2.) Garlits goes 200 in New Jersey –
It was a seven second lap heard ’round the world because on it, Don Garlits went 201 mph and became the first man that the NHRA recognized as breaking that barrier. Some argue that Chris Karamesines did it a couple seasons earlier in Illinois, but in terms of the documented historical record, it was Garlits at Island Dragway in Great Meadows, New Jersey during the ’64 season. This was in an era where engineers had said that dragsters would never go faster than 180mph in the quarter mile and that the performance envelope of this style of car had been reached and they would never go any faster. Even after Garlits busted 200 in a quarter mile, it wasn’t like there were 100 guys behind him beating down the door to do it. Those 200 laps were hard to come by in that time frame.
1.) The Indy 500 survives its darkest moment ever – new emphasis on driver safety emerges from tragedy

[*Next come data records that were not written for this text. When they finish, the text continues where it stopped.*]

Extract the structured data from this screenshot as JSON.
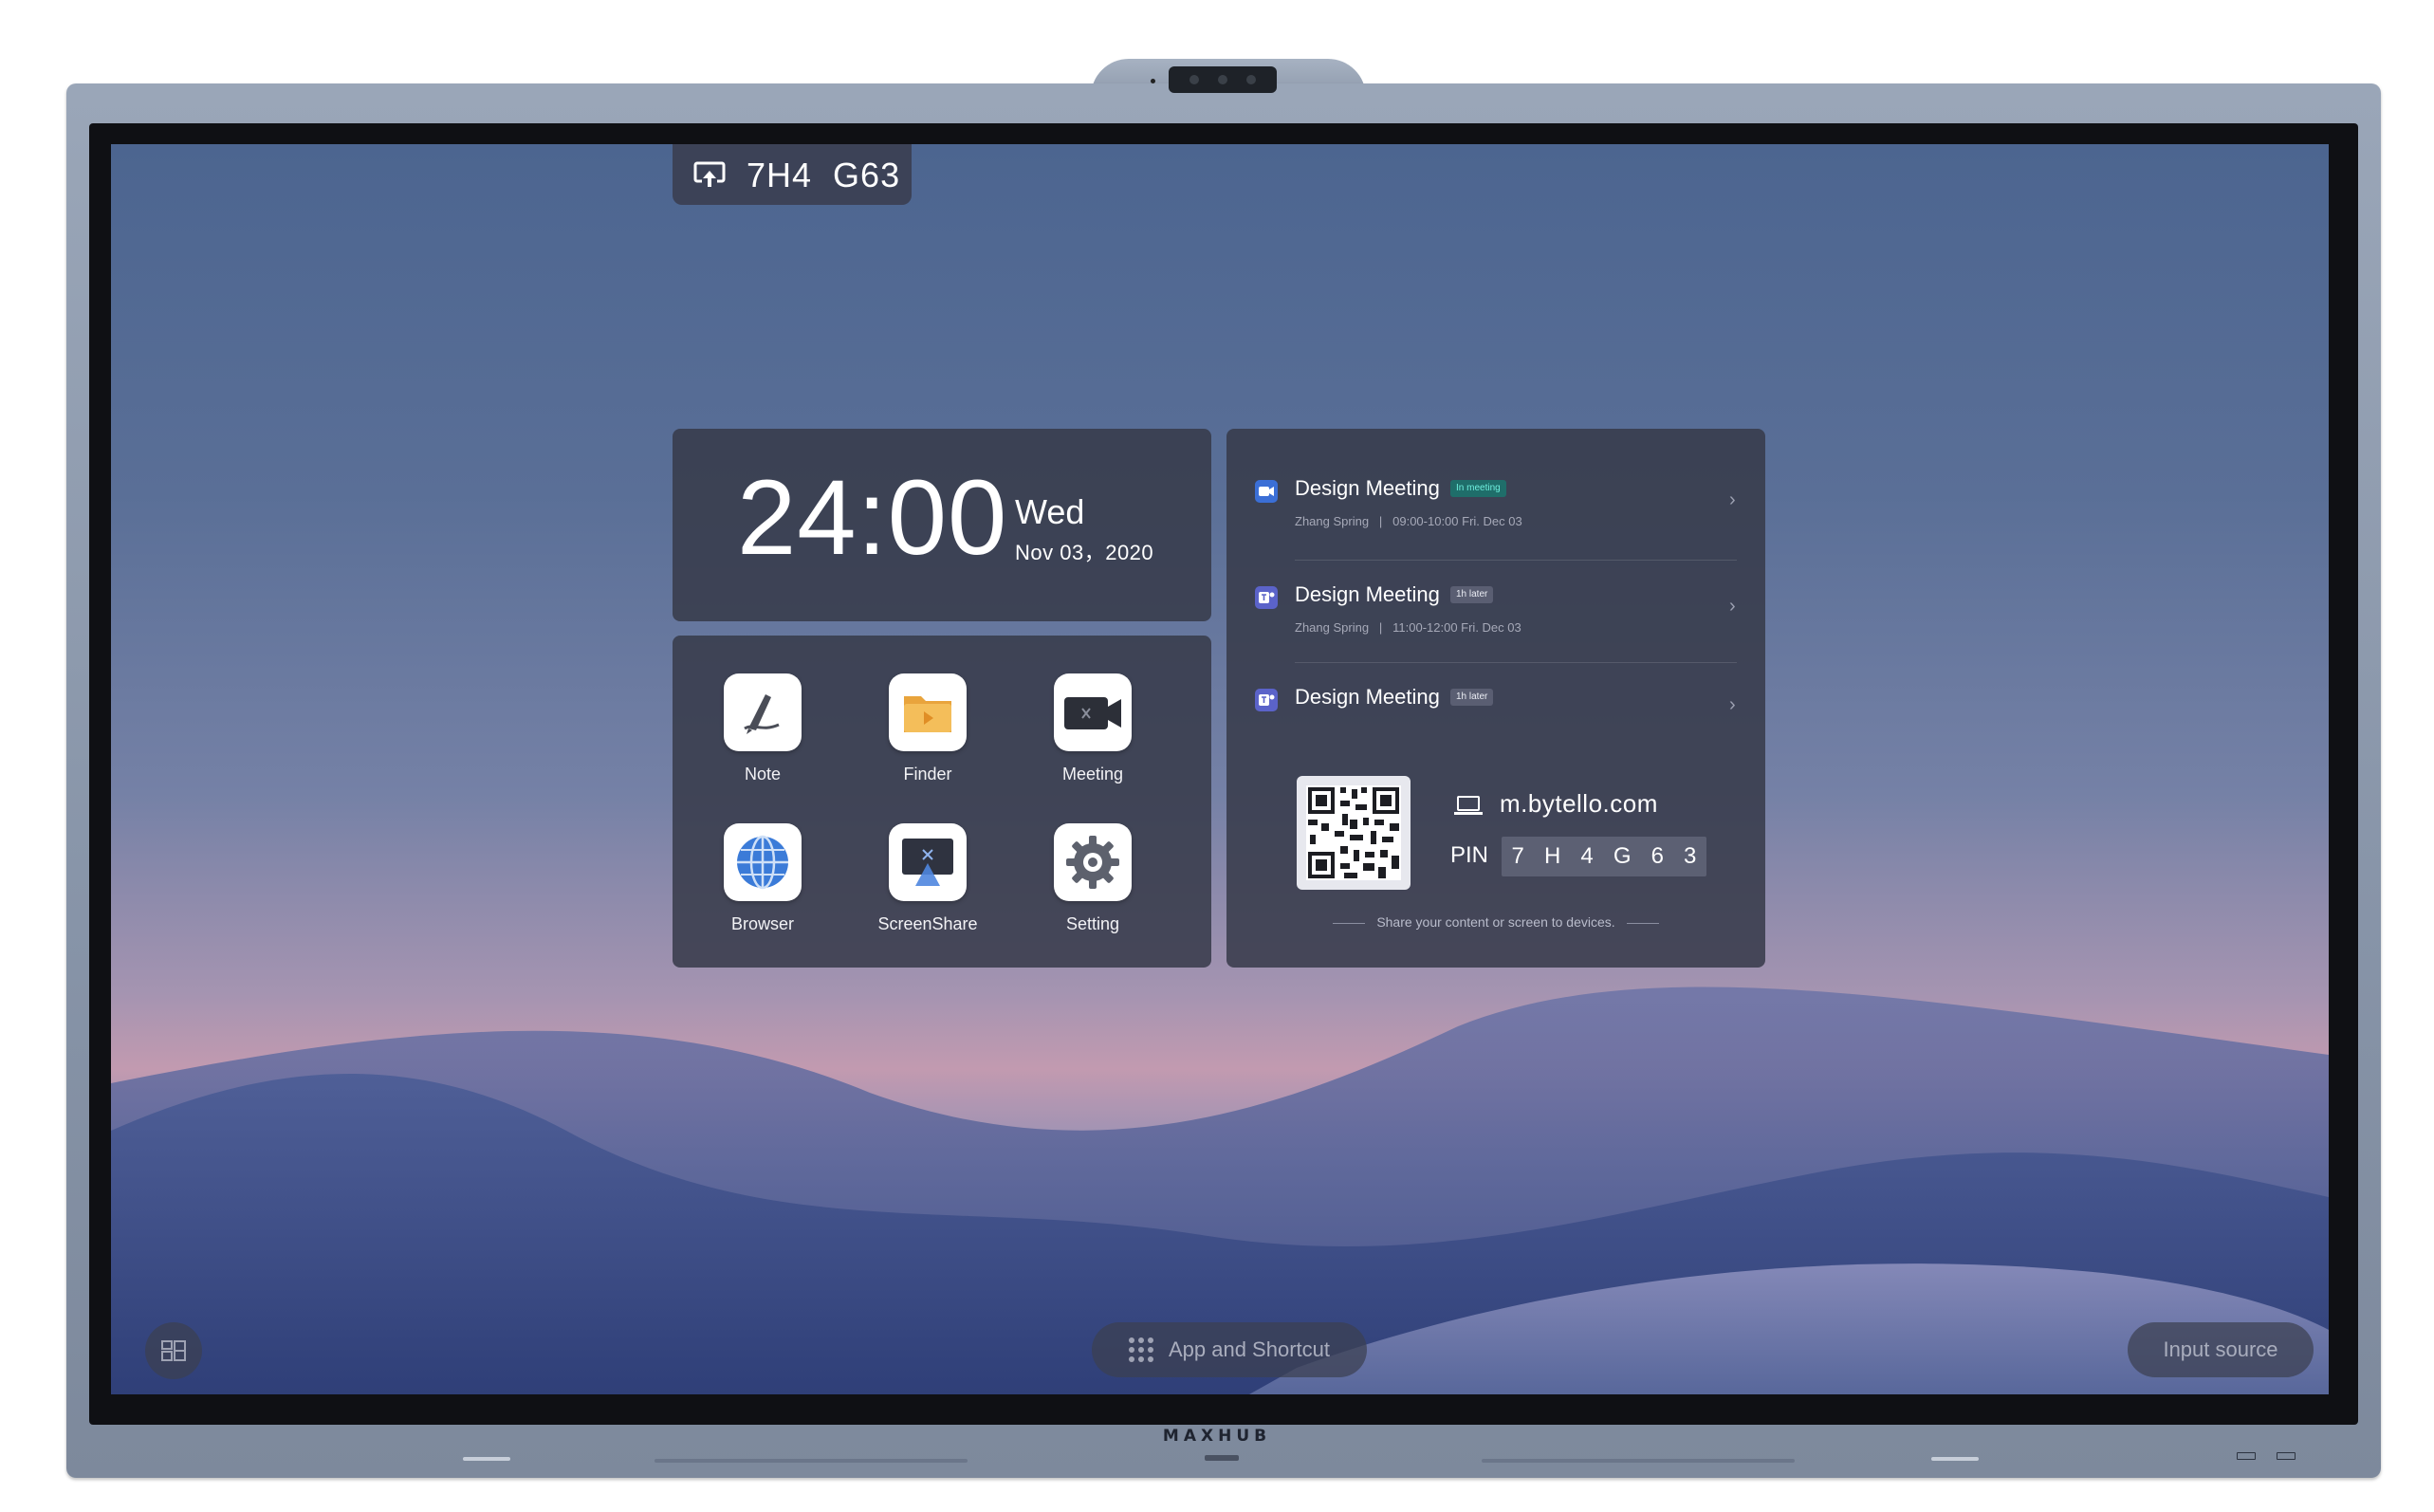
{
  "device": {
    "brand": "MAXHUB"
  },
  "cast": {
    "code": "7H4  G63",
    "icon": "screen-cast-icon"
  },
  "clock": {
    "time": "24:00",
    "day": "Wed",
    "date": "Nov 03，2020"
  },
  "apps": [
    {
      "label": "Note",
      "icon": "note-pen-icon"
    },
    {
      "label": "Finder",
      "icon": "folder-icon"
    },
    {
      "label": "Meeting",
      "icon": "video-camera-icon"
    },
    {
      "label": "Browser",
      "icon": "globe-icon"
    },
    {
      "label": "ScreenShare",
      "icon": "screen-share-icon"
    },
    {
      "label": "Setting",
      "icon": "gear-icon"
    }
  ],
  "schedule": {
    "meetings": [
      {
        "title": "Design Meeting",
        "badge": "In meeting",
        "organizer": "Zhang Spring",
        "time": "09:00-10:00 Fri. Dec 03",
        "icon": "zoom-video-icon"
      },
      {
        "title": "Design Meeting",
        "badge": "1h later",
        "organizer": "Zhang Spring",
        "time": "11:00-12:00 Fri. Dec 03",
        "icon": "teams-icon"
      },
      {
        "title": "Design Meeting",
        "badge": "1h later",
        "organizer": "",
        "time": "",
        "icon": "teams-icon"
      }
    ],
    "share": {
      "url": "m.bytello.com",
      "pin_label": "PIN",
      "pin_digits": [
        "7",
        "H",
        "4",
        "G",
        "6",
        "3"
      ],
      "hint": "Share your content or screen to devices."
    }
  },
  "taskbar": {
    "app_shortcut": "App and Shortcut",
    "input_source": "Input source"
  },
  "colors": {
    "card_bg": "#373a49",
    "badge_in_meeting": "#3ec9b9",
    "badge_later": "#5a5e72",
    "accent_blue": "#3b6fd6"
  }
}
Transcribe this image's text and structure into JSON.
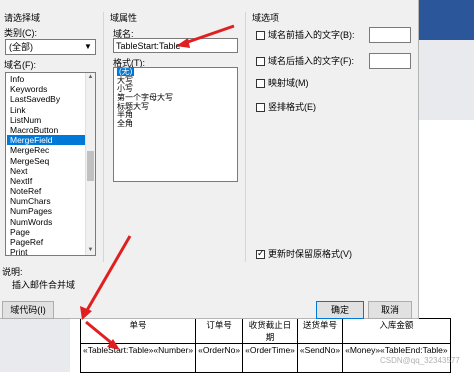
{
  "dialog": {
    "left_panel": {
      "choose_field": "请选择域",
      "category_label": "类别(C):",
      "category_value": "(全部)",
      "field_names_label": "域名(F):",
      "field_names": [
        "Info",
        "Keywords",
        "LastSavedBy",
        "Link",
        "ListNum",
        "MacroButton",
        "MergeField",
        "MergeRec",
        "MergeSeq",
        "Next",
        "NextIf",
        "NoteRef",
        "NumChars",
        "NumPages",
        "NumWords",
        "Page",
        "PageRef",
        "Print"
      ],
      "selected_field": "MergeField",
      "description_label": "说明:",
      "description_text": "插入邮件合并域",
      "field_codes_button": "域代码(I)"
    },
    "properties": {
      "title": "域属性",
      "field_name_label": "域名:",
      "field_name_value": "TableStart:Table",
      "format_label": "格式(T):",
      "formats": [
        "(无)",
        "大写",
        "小写",
        "第一个字母大写",
        "标题大写",
        "半角",
        "全角"
      ],
      "selected_format": "(无)"
    },
    "options": {
      "title": "域选项",
      "text_before_label": "域名前插入的文字(B):",
      "text_after_label": "域名后插入的文字(F):",
      "mapped_label": "映射域(M)",
      "vertical_label": "竖排格式(E)",
      "preserve_label": "更新时保留原格式(V)",
      "preserve_checked": true
    },
    "ok_button": "确定",
    "cancel_button": "取消"
  },
  "document": {
    "header_row": [
      "单号",
      "订单号",
      "收货截止日期",
      "送货单号",
      "入库金额"
    ],
    "data_row": [
      "«TableStart:Table»«Number»",
      "«OrderNo»",
      "«OrderTime»",
      "«SendNo»",
      "«Money»«TableEnd:Table»"
    ]
  },
  "watermark": "CSDN@qq_32343577",
  "colors": {
    "selection": "#0078d7",
    "arrow": "#e02020",
    "ribbon": "#2b579a"
  }
}
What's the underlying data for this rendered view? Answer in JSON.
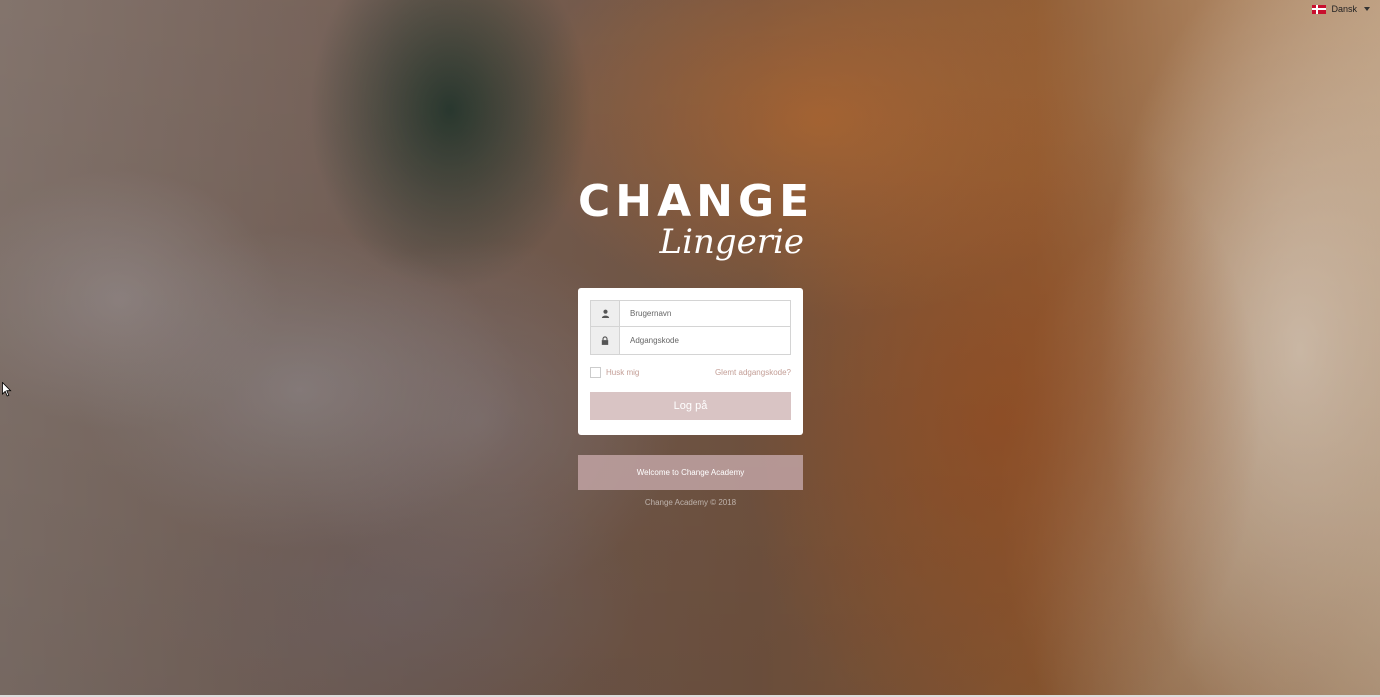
{
  "language": {
    "label": "Dansk",
    "flag_icon": "denmark-flag-icon"
  },
  "brand": {
    "main": "CHANGE",
    "script": "Lingerie"
  },
  "login": {
    "username_placeholder": "Brugernavn",
    "password_placeholder": "Adgangskode",
    "remember_label": "Husk mig",
    "forgot_label": "Glemt adgangskode?",
    "submit_label": "Log på"
  },
  "welcome": {
    "text": "Welcome to Change Academy"
  },
  "footer": {
    "copyright": "Change Academy © 2018"
  },
  "colors": {
    "accent_pink": "#c39e96",
    "button_bg": "#d9c4c4",
    "welcome_bg": "#bfa0a0"
  }
}
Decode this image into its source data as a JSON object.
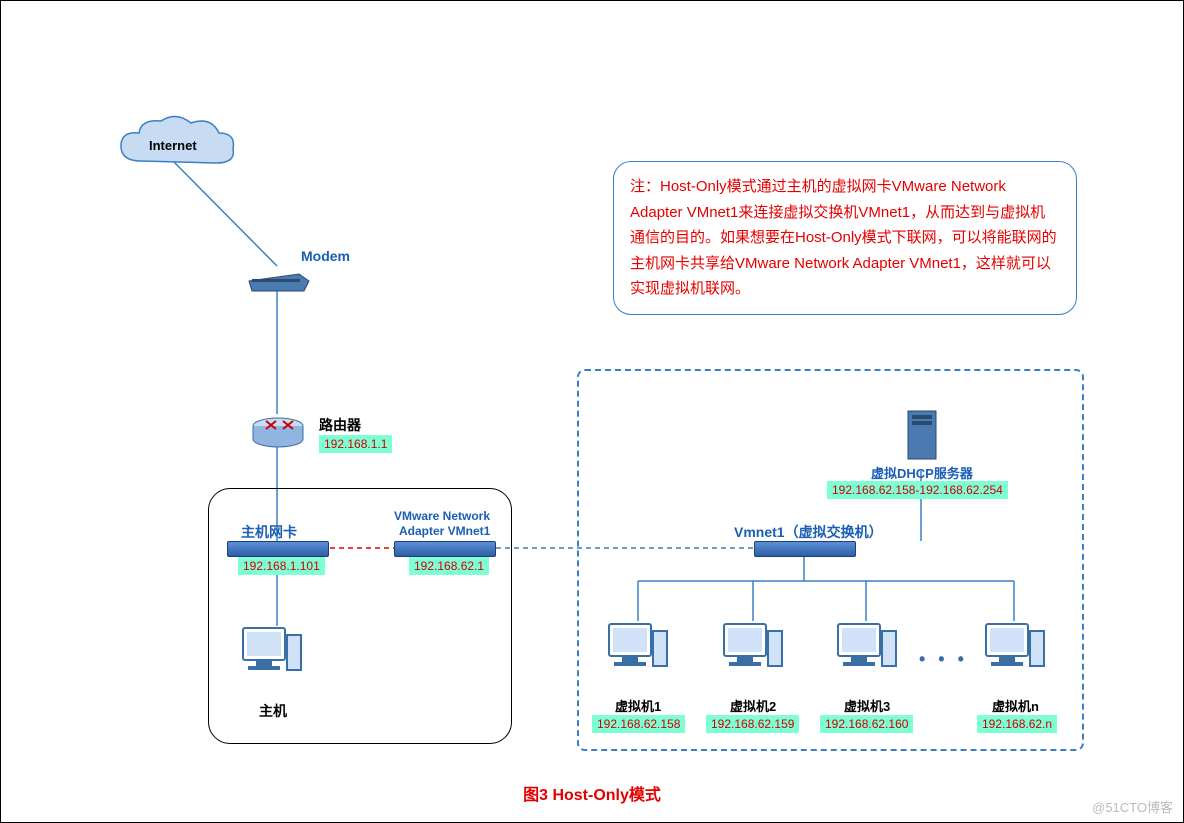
{
  "internet": {
    "label": "Internet"
  },
  "modem": {
    "label": "Modem"
  },
  "router": {
    "label": "路由器",
    "ip": "192.168.1.1"
  },
  "host_box": {
    "nic": {
      "label": "主机网卡",
      "ip": "192.168.1.101"
    },
    "vmnet": {
      "label1": "VMware Network",
      "label2": "Adapter VMnet1",
      "ip": "192.168.62.1"
    },
    "host": {
      "label": "主机"
    }
  },
  "note": {
    "text": "注：Host-Only模式通过主机的虚拟网卡VMware Network Adapter VMnet1来连接虚拟交换机VMnet1，从而达到与虚拟机通信的目的。如果想要在Host-Only模式下联网，可以将能联网的主机网卡共享给VMware Network Adapter VMnet1，这样就可以实现虚拟机联网。"
  },
  "vm_box": {
    "dhcp": {
      "label": "虚拟DHCP服务器",
      "ip": "192.168.62.158-192.168.62.254"
    },
    "switch": {
      "label": "Vmnet1（虚拟交换机）"
    },
    "vms": [
      {
        "label": "虚拟机1",
        "ip": "192.168.62.158"
      },
      {
        "label": "虚拟机2",
        "ip": "192.168.62.159"
      },
      {
        "label": "虚拟机3",
        "ip": "192.168.62.160"
      },
      {
        "label": "虚拟机n",
        "ip": "192.168.62.n"
      }
    ],
    "ellipsis": "• • •"
  },
  "caption": "图3  Host-Only模式",
  "watermark": "@51CTO博客"
}
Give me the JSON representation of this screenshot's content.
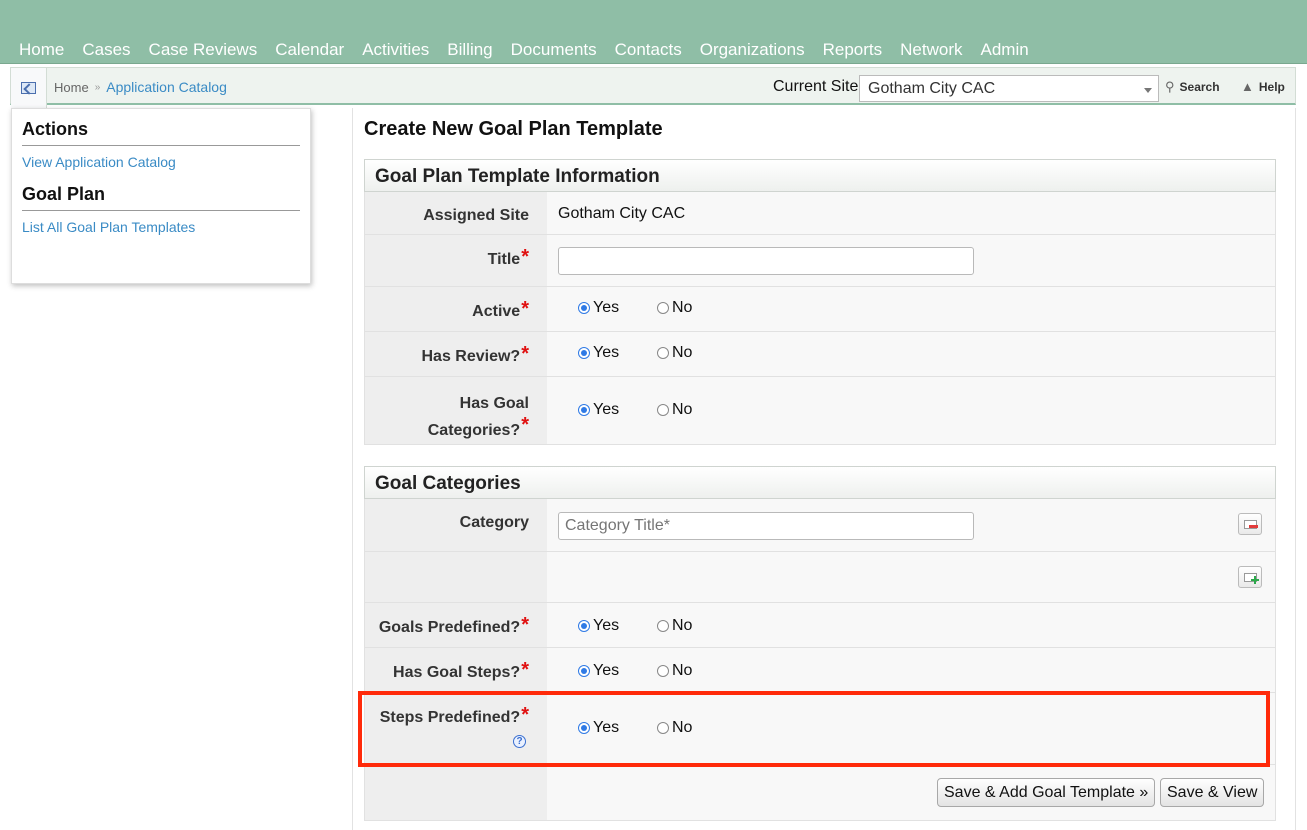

The horrendous scene shown at left nearly brought an end to the Indy 500 after the 1964 race. Why? Dave McDonald and Eddie Sachs were killed after McDonald’s car hit the wall, exploded, and rolled into a speeding Sachs path. The wreck happened early in the race, which was then restarted and finished with AJ Foyt winning. Why is this one of the moments we chose to highlight from 1964? Because despite a widespread public outcry to end the race, much like what happened after the LeMans in 1955, it survived and continues today as one of the most important racing traditions that our country has. From that disaster came a new focus on driver safety and car design, meaning that the lives of McDonald and Sachs were not lost in vain. It is impossible to talk about cars and racing in America during the year of 1964 and not recognize what happened at Indy. It is just that simple.